And it's not just the corporate world that comes running after millionaires; it's also friends and family. Darien Dash is billed by his publicist as "the first African American Internet-made millionaire." If so, he's also the first African American Internet-made millionaire to be hit up for loans by friends and family he probably never knew he had.
Dash, 28, owns Digital Mafia Entertainment, a company with offices in New York City and Englewood Cliffs, New Jersey. And while Dash's company sounds like something out of The Firm, one of Digital Mafia Entertainment's missions is to make money in an honorable way: by marketing to minority communities, hoping to narrow the "digital divide" between the poor and the affluent, the have-Nets and the have-nots. So far, it's working. Dash oversees a staff of 35, and his firm, which he started in 1994, made over $1 million last year.
Dash says he's invested wisely, and he's also half-owner of Roc-a-Blok Records, a hip-hop label, which had a recent No. 1 Billboard R&B single with Sporty Thievz' "No Pigeons." The result? A net worth of $14 million.
That news hasn't escaped those close to him. Even Dash, who seems like a decent enough guy, mutters a startled "damn" whenever a friend or family member asks for a sizable loan. "Over the years, it's gone from somebody needing a hundred dollars to a hundred thousand," gulps Dash.
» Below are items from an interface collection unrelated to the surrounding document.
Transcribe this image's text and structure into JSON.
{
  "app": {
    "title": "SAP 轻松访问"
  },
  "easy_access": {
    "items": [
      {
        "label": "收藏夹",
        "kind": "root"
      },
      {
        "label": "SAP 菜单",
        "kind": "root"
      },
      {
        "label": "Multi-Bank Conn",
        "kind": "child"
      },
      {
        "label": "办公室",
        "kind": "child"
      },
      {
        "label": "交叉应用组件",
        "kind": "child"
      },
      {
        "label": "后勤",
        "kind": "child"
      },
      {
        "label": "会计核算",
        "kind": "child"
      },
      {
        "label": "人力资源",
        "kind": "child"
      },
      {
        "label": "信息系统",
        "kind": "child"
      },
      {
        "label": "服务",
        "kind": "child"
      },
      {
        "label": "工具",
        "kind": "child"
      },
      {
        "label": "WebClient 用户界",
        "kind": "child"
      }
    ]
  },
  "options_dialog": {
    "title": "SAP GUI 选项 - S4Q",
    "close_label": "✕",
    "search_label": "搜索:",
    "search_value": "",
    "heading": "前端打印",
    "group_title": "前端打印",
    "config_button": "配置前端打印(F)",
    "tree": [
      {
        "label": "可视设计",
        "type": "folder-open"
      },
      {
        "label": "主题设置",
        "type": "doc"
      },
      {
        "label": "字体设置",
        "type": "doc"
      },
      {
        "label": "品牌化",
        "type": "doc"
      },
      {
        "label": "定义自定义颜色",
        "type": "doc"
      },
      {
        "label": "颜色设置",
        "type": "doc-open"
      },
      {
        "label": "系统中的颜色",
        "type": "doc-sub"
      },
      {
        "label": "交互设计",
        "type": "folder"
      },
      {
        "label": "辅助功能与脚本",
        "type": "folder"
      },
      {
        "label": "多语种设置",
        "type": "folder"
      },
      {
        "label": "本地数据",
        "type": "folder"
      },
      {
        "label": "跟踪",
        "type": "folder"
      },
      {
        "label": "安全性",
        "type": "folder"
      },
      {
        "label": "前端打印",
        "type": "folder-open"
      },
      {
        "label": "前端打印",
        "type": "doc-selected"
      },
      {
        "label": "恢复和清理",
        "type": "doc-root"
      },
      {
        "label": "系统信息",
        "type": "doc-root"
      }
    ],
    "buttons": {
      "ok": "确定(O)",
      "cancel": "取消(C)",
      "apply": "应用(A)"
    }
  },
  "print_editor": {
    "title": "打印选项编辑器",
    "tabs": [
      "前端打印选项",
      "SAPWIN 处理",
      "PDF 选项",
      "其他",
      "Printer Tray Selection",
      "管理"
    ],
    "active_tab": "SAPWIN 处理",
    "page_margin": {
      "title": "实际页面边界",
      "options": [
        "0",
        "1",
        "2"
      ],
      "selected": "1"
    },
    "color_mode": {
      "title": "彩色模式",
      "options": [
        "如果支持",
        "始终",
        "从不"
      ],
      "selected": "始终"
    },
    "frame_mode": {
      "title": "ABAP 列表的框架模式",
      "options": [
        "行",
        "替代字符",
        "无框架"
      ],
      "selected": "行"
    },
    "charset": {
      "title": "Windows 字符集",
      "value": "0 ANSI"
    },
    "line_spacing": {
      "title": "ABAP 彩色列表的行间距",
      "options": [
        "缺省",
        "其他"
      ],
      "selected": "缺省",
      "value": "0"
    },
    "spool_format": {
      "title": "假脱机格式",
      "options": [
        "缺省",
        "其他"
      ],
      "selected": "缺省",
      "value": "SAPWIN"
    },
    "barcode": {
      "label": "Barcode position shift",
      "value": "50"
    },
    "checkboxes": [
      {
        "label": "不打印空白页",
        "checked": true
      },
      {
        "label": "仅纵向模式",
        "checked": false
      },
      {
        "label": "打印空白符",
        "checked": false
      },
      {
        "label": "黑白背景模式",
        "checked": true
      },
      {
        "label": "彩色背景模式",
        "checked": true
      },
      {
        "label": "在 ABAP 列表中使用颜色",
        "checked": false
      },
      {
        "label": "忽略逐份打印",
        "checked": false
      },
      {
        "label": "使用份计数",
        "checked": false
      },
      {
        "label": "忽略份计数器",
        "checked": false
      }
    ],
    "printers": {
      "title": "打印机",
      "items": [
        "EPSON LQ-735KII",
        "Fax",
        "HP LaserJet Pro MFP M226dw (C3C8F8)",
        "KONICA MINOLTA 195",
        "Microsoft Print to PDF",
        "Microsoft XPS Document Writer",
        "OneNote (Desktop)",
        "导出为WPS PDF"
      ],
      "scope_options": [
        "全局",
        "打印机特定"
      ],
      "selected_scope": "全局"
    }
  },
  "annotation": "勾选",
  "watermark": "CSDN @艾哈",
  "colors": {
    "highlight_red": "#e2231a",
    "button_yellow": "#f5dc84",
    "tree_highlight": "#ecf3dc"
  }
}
Caren Sinclair knows the feeling well. "There's been a change in my friends," says the 29-year-old entrepreneur, who is worth $3 million and counting, thanks to a business she runs with her mother Isabelle Tate. "They've always known that I've had these goals in my mind," grumbles Caren, "and now that it's actually happened, they've said that I've changed."
And then there are her extended relatives. "Family--they feel, `Okay, you have it, so we have it, too.' And in some instances, that's true, but you don't get something for nothing. And my family has just wanted to be given money. And it's like, `Now wait a minute . . . ' "
Caren Sinclair is doing the last thing you'd think you could make millions doing: She gives swimming lessons to the rich. The very rich. Like Saudi Arabian princes and princesses. And movie stars. While Isabelle, 54, does the bookwork, Caren charges $2,000 for two weeks' worth of 30-minute one-on-one swimming lessons. That alone would be good money for many entrepreneurs, but Sinclair and Tate have made Pasadena, California-based Waterwaves Inc. into a tsunami to be reckoned with.
They also employ lifeguards who work at military bases, hotels, homeowners' associations and private pool parties. Soon, Caren says, their swim company will be expanding into a pool-cleaning service and a pool-safety education center. Also in the works: a Waterwaves University to teach lifeguard training and, in the next three years, a plan to open 38 new swim centers, where children can receive one-on-one lessons from qualified instructors in six states. "I love the Y," says Caren, "but I'm going to take it to the next level."
Geoff Williams has written for numerous publications, including Entrepreneur, Consumer Reports, LIFE and Entertainment Weekly. He also is the author of Living Well with Bad Credit.